ISO 19011 (guidelines for quality and/or environmental management system auditing) provides guidance on combined management system audits. Whatever the reason for the audit (certification, internal review, contract compliance, etc.), it is intended that organizations can move efficiently through the process by applying these guidelines.
ISO 20121:2012—Sustainable Events
ISO 20121 provides guidance and best practices for organizations that put on conferences or other types of events such as festivals. It is intended to help organizers manage events to control social, economic, and environmental impacts.
OHSAS 18001:2007—Occupational Health and Safety
Although not an ISO standard, Occupational Health & Safety Advisory Services (OHSAS) 18001 is the internationally recognized assessment specification for occupational health and safety (OH&S) management systems to enable a company to control its OH&S risks and improve its performance.
OHSAS 18001 was developed to be compatible with the ISO 9001 and ISO 14001 management systems standards in order to facilitate the integration of quality environmental and occupational health and safety management systems by organizations.

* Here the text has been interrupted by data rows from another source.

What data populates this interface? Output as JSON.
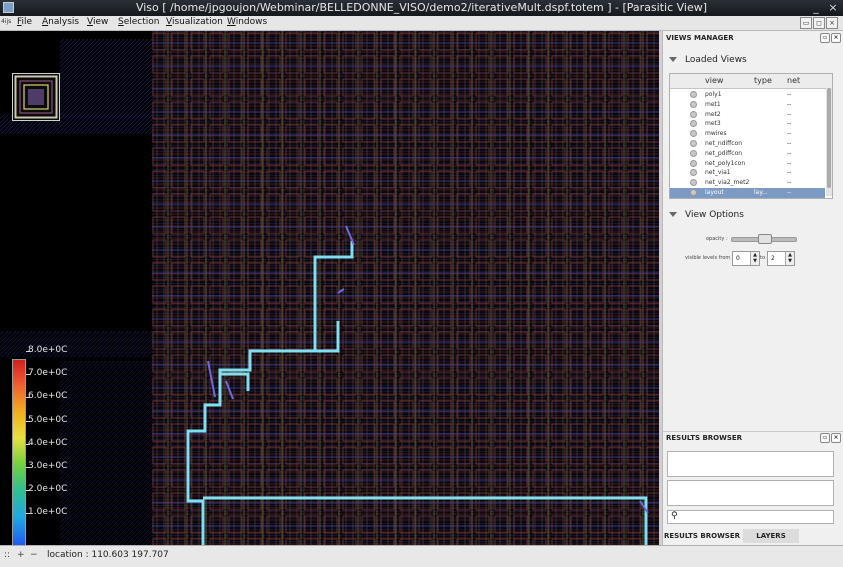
{
  "window": {
    "title": "Viso [ /home/jpgoujon/Webminar/BELLEDONNE_VISO/demo2/iterativeMult.dspf.totem ] - [Parasitic View]",
    "min_label": "_",
    "max_label": "□",
    "close_label": "×"
  },
  "menubar": {
    "tag": "4ijs",
    "items": [
      "File",
      "Analysis",
      "View",
      "Selection",
      "Visualization",
      "Windows"
    ]
  },
  "canvas": {
    "colorbar_labels": [
      "8.0e+0C",
      "7.0e+0C",
      "6.0e+0C",
      "5.0e+0C",
      "4.0e+0C",
      "3.0e+0C",
      "2.0e+0C",
      "1.0e+0C"
    ],
    "colors": {
      "background": "#000000",
      "net_highlight": "#7fe0f0",
      "metal_blue": "#3838a8",
      "metal_red": "#a83030",
      "metal_yellow": "#b0a040"
    }
  },
  "status": {
    "location": "location : 110.603 197.707",
    "icons": [
      "::",
      "+",
      "−"
    ]
  },
  "views_manager": {
    "title": "VIEWS MANAGER",
    "loaded_views_label": "Loaded Views",
    "columns": [
      "view",
      "type",
      "net"
    ],
    "rows": [
      {
        "view": "poly1",
        "type": "",
        "net": "--"
      },
      {
        "view": "met1",
        "type": "",
        "net": "--"
      },
      {
        "view": "met2",
        "type": "",
        "net": "--"
      },
      {
        "view": "met3",
        "type": "",
        "net": "--"
      },
      {
        "view": "mwires",
        "type": "",
        "net": "--"
      },
      {
        "view": "net_ndiffcon",
        "type": "",
        "net": "--"
      },
      {
        "view": "net_pdiffcon",
        "type": "",
        "net": "--"
      },
      {
        "view": "net_poly1con",
        "type": "",
        "net": "--"
      },
      {
        "view": "net_via1",
        "type": "",
        "net": "--"
      },
      {
        "view": "net_via2_met2",
        "type": "",
        "net": "--"
      },
      {
        "view": "layout",
        "type": "lay...",
        "net": "--",
        "selected": true
      }
    ],
    "view_options_label": "View Options",
    "opacity_label": "opacity :",
    "opacity_value": 0.5,
    "visible_levels_label": "visible levels from :",
    "level_from": "0",
    "to_label": "to",
    "level_to": "2"
  },
  "results_browser": {
    "title": "RESULTS BROWSER",
    "search_value": "",
    "tabs": [
      "RESULTS BROWSER",
      "LAYERS"
    ]
  }
}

Note: ISO is in the process of developing a standard (ISO 45001) for an OH&S management system. The first draft of ISO 45001 is currently available. It is slated to be published in 3rd quarter 2016. It is anticipated that ISO 45001 will replace OHSAS 18001.